(Input for this task begins)

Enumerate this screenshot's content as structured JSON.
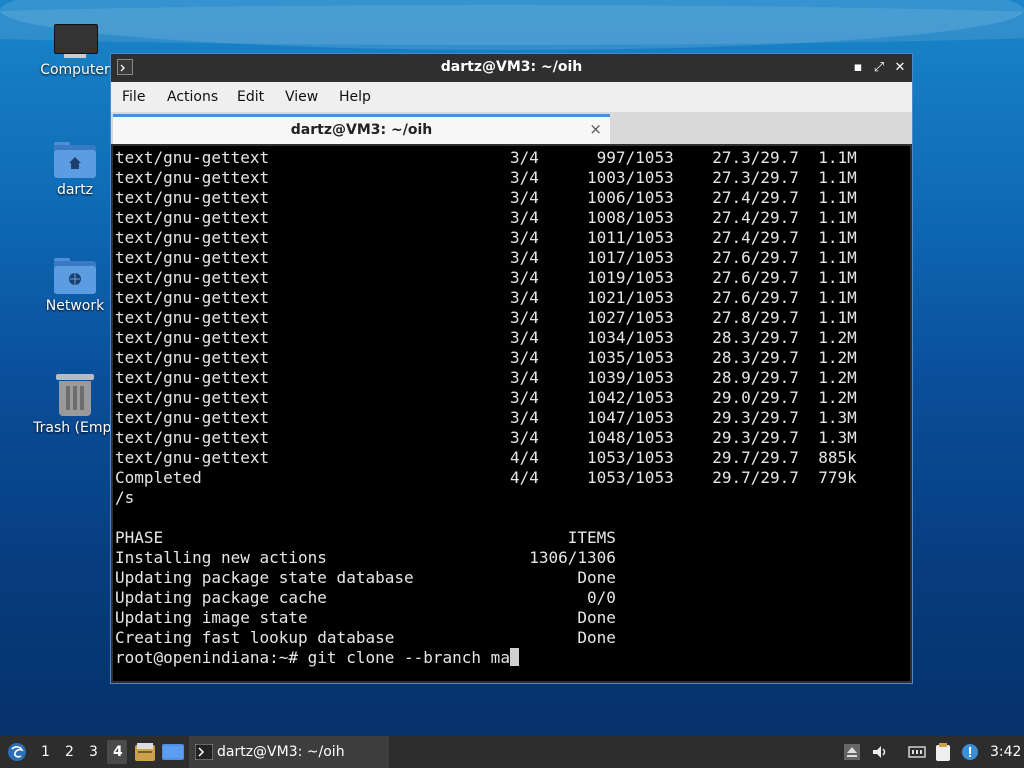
{
  "desktop": {
    "icons": [
      {
        "label": "Computer"
      },
      {
        "label": "dartz"
      },
      {
        "label": "Network"
      },
      {
        "label": "Trash (Empt"
      }
    ]
  },
  "window": {
    "title": "dartz@VM3: ~/oih",
    "menu": [
      "File",
      "Actions",
      "Edit",
      "View",
      "Help"
    ],
    "tab_label": "dartz@VM3: ~/oih",
    "tab_close": "×",
    "buttons": {
      "minimize": "▪",
      "maximize": "⤢",
      "close": "✕"
    }
  },
  "terminal": {
    "lines": [
      "text/gnu-gettext                         3/4      997/1053    27.3/29.7  1.1M",
      "text/gnu-gettext                         3/4     1003/1053    27.3/29.7  1.1M",
      "text/gnu-gettext                         3/4     1006/1053    27.4/29.7  1.1M",
      "text/gnu-gettext                         3/4     1008/1053    27.4/29.7  1.1M",
      "text/gnu-gettext                         3/4     1011/1053    27.4/29.7  1.1M",
      "text/gnu-gettext                         3/4     1017/1053    27.6/29.7  1.1M",
      "text/gnu-gettext                         3/4     1019/1053    27.6/29.7  1.1M",
      "text/gnu-gettext                         3/4     1021/1053    27.6/29.7  1.1M",
      "text/gnu-gettext                         3/4     1027/1053    27.8/29.7  1.1M",
      "text/gnu-gettext                         3/4     1034/1053    28.3/29.7  1.2M",
      "text/gnu-gettext                         3/4     1035/1053    28.3/29.7  1.2M",
      "text/gnu-gettext                         3/4     1039/1053    28.9/29.7  1.2M",
      "text/gnu-gettext                         3/4     1042/1053    29.0/29.7  1.2M",
      "text/gnu-gettext                         3/4     1047/1053    29.3/29.7  1.3M",
      "text/gnu-gettext                         3/4     1048/1053    29.3/29.7  1.3M",
      "text/gnu-gettext                         4/4     1053/1053    29.7/29.7  885k",
      "Completed                                4/4     1053/1053    29.7/29.7  779k",
      "/s",
      "",
      "PHASE                                          ITEMS",
      "Installing new actions                     1306/1306",
      "Updating package state database                 Done",
      "Updating package cache                           0/0",
      "Updating image state                            Done",
      "Creating fast lookup database                   Done"
    ],
    "prompt": "root@openindiana:~# git clone --branch ma"
  },
  "taskbar": {
    "workspaces": [
      "1",
      "2",
      "3",
      "4"
    ],
    "active_workspace": "4",
    "task_label": "dartz@VM3: ~/oih",
    "clock": "3:42"
  },
  "colors": {
    "window_border": "#4f88c6",
    "tab_accent": "#4d8fd6",
    "terminal_bg": "#000000",
    "terminal_fg": "#e6e6e6"
  }
}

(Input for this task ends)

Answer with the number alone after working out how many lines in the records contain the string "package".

2